#### TASK ITEM:
Determine the number of lines below that contain the string "Floor", and state only that number.

#### EXTRACTED ENTRIES:

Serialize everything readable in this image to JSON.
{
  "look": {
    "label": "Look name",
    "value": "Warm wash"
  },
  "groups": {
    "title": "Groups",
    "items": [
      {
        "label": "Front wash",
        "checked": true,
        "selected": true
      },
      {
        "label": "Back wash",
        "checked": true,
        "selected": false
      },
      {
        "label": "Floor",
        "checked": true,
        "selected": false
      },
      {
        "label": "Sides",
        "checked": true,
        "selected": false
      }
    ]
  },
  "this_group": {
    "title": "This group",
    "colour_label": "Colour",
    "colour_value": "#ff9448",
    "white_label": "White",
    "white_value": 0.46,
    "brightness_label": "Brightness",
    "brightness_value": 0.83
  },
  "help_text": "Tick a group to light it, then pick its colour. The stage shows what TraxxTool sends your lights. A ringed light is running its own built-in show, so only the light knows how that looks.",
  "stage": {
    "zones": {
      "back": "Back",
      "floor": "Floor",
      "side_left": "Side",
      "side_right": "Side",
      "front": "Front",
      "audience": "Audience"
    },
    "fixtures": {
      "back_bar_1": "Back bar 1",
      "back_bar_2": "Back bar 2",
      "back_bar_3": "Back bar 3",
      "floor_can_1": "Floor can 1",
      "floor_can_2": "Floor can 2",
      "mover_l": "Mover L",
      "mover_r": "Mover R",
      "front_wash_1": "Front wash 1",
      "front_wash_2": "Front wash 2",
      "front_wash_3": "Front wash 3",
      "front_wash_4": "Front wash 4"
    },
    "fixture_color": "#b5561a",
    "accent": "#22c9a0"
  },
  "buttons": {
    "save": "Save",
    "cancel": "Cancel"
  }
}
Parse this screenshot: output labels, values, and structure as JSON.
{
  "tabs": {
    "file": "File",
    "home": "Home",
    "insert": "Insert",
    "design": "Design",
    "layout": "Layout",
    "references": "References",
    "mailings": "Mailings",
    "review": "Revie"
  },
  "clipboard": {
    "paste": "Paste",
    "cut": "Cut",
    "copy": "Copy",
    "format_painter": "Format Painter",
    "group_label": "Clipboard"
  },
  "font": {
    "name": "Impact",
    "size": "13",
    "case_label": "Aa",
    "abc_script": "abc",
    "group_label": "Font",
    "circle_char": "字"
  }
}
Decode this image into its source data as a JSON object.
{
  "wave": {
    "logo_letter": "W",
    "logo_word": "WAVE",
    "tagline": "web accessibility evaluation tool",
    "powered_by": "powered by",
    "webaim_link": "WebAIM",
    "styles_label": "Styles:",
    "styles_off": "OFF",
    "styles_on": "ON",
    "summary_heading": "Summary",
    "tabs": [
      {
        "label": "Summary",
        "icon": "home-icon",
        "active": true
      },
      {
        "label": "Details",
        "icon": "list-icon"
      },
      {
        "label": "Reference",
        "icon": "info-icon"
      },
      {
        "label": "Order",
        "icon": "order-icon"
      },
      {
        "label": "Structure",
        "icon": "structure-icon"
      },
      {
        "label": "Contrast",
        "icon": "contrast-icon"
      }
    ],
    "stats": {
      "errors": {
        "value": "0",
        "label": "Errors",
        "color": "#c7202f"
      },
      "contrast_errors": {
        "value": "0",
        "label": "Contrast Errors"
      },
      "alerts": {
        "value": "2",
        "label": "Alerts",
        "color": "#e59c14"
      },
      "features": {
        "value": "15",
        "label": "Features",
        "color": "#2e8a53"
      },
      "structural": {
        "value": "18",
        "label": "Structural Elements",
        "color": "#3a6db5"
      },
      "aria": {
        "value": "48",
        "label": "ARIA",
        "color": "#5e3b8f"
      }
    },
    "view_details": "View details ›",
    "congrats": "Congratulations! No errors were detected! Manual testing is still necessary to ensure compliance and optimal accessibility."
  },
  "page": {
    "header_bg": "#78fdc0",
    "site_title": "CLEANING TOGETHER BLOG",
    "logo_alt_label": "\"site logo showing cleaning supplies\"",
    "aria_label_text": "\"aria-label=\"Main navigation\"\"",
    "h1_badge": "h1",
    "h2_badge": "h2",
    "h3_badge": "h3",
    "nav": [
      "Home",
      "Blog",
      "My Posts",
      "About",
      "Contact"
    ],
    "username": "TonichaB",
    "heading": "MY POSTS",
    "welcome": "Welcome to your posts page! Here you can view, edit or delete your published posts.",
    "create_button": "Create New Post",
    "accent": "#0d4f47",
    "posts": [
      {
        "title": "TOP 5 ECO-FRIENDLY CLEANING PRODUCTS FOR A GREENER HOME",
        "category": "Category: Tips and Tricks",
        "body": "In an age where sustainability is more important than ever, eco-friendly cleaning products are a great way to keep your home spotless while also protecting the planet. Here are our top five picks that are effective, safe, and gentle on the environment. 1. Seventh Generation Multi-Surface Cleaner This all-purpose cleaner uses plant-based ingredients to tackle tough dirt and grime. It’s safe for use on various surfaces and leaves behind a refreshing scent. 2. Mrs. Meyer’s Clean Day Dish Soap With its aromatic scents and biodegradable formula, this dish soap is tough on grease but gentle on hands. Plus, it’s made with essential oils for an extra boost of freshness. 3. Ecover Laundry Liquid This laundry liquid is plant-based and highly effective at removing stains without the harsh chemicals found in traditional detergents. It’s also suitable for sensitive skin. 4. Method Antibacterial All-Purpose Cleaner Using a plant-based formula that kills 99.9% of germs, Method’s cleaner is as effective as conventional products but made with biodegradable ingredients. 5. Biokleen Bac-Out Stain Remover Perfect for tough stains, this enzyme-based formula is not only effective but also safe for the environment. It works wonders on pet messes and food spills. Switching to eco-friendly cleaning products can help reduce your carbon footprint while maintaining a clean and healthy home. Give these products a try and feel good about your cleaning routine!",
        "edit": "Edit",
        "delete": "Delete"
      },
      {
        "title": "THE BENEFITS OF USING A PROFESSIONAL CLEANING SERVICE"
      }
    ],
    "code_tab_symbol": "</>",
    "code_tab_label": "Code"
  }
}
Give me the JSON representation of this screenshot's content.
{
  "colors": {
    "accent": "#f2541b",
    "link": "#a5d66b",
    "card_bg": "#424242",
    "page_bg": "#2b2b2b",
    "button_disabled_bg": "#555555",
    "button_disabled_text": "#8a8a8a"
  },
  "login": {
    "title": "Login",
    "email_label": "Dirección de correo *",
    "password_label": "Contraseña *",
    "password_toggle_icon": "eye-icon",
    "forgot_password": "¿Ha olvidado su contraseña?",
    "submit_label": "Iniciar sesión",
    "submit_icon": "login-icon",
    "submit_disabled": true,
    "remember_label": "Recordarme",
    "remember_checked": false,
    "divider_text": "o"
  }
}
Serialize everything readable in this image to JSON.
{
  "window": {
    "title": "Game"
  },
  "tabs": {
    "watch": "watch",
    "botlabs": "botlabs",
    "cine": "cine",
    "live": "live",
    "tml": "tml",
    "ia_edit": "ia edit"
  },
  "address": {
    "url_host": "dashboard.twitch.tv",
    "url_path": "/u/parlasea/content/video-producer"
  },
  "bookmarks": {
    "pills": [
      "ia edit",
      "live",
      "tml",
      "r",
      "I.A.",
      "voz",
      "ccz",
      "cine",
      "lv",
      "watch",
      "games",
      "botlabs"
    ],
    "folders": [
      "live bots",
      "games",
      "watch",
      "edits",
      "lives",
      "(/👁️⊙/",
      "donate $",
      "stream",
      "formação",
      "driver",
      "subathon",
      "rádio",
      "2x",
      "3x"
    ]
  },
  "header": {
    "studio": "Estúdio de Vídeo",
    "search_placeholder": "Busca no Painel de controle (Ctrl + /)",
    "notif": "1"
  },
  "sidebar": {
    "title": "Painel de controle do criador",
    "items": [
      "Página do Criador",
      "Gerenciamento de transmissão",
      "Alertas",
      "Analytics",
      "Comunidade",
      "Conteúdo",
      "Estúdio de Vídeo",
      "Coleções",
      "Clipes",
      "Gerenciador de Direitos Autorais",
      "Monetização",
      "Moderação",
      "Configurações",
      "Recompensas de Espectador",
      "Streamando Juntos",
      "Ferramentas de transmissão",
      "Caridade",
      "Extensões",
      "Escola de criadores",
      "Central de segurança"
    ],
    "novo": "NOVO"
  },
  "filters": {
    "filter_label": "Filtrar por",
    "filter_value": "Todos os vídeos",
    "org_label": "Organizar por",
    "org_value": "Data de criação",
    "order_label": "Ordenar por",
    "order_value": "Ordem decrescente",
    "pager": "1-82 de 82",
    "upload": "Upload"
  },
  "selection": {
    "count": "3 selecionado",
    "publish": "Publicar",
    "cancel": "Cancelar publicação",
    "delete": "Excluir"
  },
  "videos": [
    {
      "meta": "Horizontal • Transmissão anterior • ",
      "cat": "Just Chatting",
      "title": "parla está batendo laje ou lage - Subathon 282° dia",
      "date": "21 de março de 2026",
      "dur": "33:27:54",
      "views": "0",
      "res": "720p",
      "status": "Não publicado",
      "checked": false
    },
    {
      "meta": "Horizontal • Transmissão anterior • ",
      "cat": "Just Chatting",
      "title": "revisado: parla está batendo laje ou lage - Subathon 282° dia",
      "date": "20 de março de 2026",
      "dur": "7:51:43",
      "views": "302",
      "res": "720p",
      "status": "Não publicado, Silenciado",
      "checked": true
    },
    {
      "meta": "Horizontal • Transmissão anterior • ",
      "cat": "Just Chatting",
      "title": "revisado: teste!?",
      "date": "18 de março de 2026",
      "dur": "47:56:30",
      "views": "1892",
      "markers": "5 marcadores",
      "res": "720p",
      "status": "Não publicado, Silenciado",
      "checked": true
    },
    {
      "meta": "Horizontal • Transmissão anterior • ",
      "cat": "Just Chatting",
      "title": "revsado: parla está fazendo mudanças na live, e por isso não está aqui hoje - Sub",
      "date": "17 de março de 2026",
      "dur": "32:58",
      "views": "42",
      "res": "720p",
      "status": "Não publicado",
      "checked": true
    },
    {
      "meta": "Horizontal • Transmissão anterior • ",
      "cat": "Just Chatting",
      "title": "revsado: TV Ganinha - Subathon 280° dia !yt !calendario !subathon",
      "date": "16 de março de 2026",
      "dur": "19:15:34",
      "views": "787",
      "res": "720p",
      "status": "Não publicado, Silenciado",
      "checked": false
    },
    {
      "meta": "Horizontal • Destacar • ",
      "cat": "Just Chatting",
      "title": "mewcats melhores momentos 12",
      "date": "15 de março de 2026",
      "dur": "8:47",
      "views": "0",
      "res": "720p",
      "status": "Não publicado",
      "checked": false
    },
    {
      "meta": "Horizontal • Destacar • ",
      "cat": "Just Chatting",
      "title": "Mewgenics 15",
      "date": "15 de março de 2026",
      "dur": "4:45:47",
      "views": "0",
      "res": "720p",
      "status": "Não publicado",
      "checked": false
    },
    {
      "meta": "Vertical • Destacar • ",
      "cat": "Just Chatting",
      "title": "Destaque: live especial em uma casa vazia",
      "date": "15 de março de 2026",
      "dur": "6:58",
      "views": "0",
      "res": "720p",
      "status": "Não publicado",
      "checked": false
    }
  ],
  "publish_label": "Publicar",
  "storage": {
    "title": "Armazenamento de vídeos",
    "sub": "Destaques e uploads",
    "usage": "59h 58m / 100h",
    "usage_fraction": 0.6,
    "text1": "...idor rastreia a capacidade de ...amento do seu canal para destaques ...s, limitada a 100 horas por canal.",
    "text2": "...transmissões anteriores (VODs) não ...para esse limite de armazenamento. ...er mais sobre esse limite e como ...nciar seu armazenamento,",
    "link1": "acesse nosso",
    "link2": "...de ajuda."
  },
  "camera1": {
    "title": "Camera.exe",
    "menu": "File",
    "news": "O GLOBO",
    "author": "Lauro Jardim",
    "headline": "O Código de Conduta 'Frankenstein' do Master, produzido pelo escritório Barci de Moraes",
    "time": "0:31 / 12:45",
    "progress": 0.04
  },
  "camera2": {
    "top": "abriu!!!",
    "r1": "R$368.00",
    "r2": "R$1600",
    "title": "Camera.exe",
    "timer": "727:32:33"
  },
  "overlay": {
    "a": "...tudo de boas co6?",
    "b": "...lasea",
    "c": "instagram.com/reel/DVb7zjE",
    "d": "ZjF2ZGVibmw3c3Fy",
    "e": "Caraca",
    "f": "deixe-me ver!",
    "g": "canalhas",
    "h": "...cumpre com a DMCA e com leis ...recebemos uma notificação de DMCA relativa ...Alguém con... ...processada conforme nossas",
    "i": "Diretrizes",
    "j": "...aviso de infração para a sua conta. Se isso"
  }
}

#### OUTPUT OF THE TASK:
4